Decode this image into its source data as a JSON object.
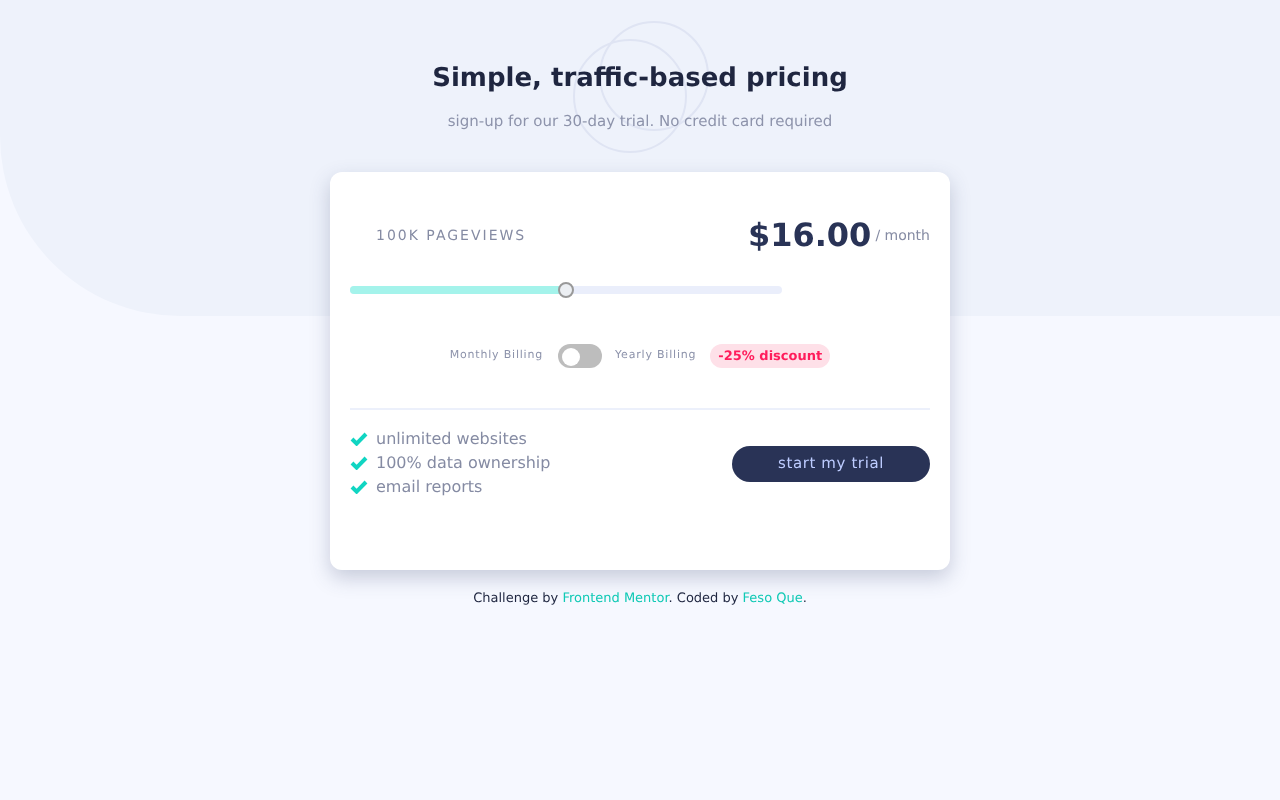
{
  "header": {
    "title": "Simple, traffic-based pricing",
    "subtitle": "sign-up for our 30-day trial. No credit card required"
  },
  "card": {
    "pageviews": "100K PAGEVIEWS",
    "price": "$16.00",
    "period": "/ month",
    "slider": {
      "level": 0.5
    },
    "billing": {
      "monthly_label": "Monthly Billing",
      "yearly_label": "Yearly Billing",
      "yearly": false,
      "discount": "-25% discount"
    },
    "features": [
      "unlimited websites",
      "100% data ownership",
      "email reports"
    ],
    "button": "start my trial"
  },
  "footer": {
    "prefix": "Challenge by ",
    "link_1": "Frontend Mentor",
    "middle": ". Coded by ",
    "link_2": "Feso Que",
    "suffix": "."
  }
}
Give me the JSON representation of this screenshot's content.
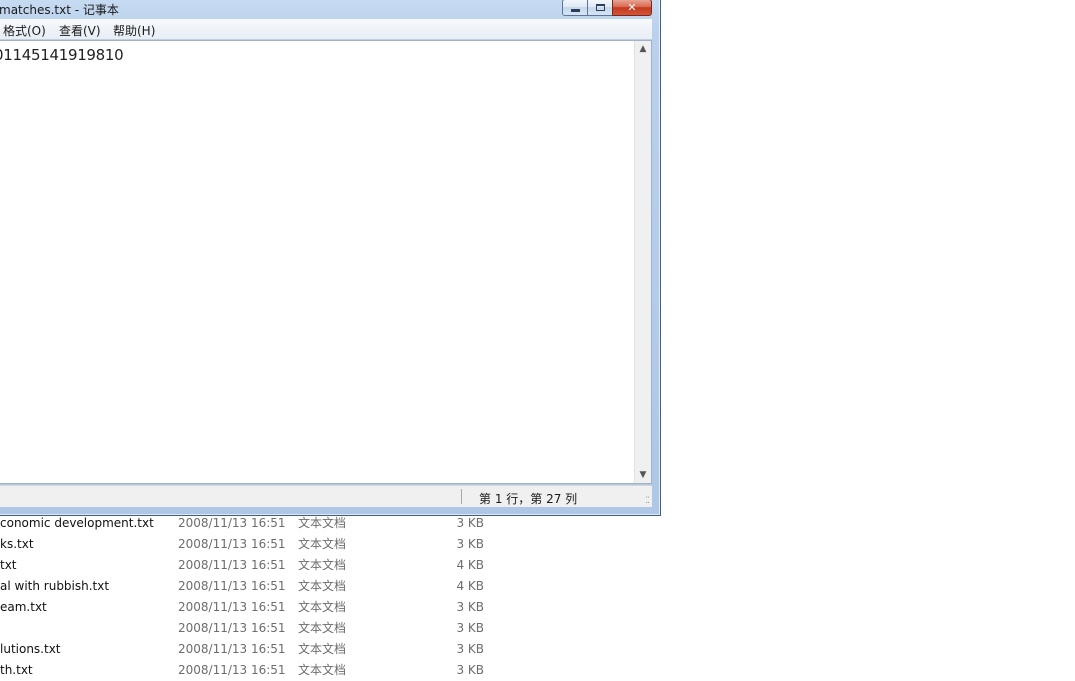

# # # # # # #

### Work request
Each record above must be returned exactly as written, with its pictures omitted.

### Solution below
Decode this image into its source data as a JSON object.
{
  "header": {
    "title": "Simple, traffic-based pricing",
    "subtitle": "sign-up for our 30-day trial. No credit card required"
  },
  "card": {
    "pageviews": "100K PAGEVIEWS",
    "price": "$16.00",
    "period": "/ month",
    "slider": {
      "level": 0.5
    },
    "billing": {
      "monthly_label": "Monthly Billing",
      "yearly_label": "Yearly Billing",
      "yearly": false,
      "discount": "-25% discount"
    },
    "features": [
      "unlimited websites",
      "100% data ownership",
      "email reports"
    ],
    "button": "start my trial"
  },
  "footer": {
    "prefix": "Challenge by ",
    "link_1": "Frontend Mentor",
    "middle": ". Coded by ",
    "link_2": "Feso Que",
    "suffix": "."
  }
}
Give me the JSON representation of this screenshot's content.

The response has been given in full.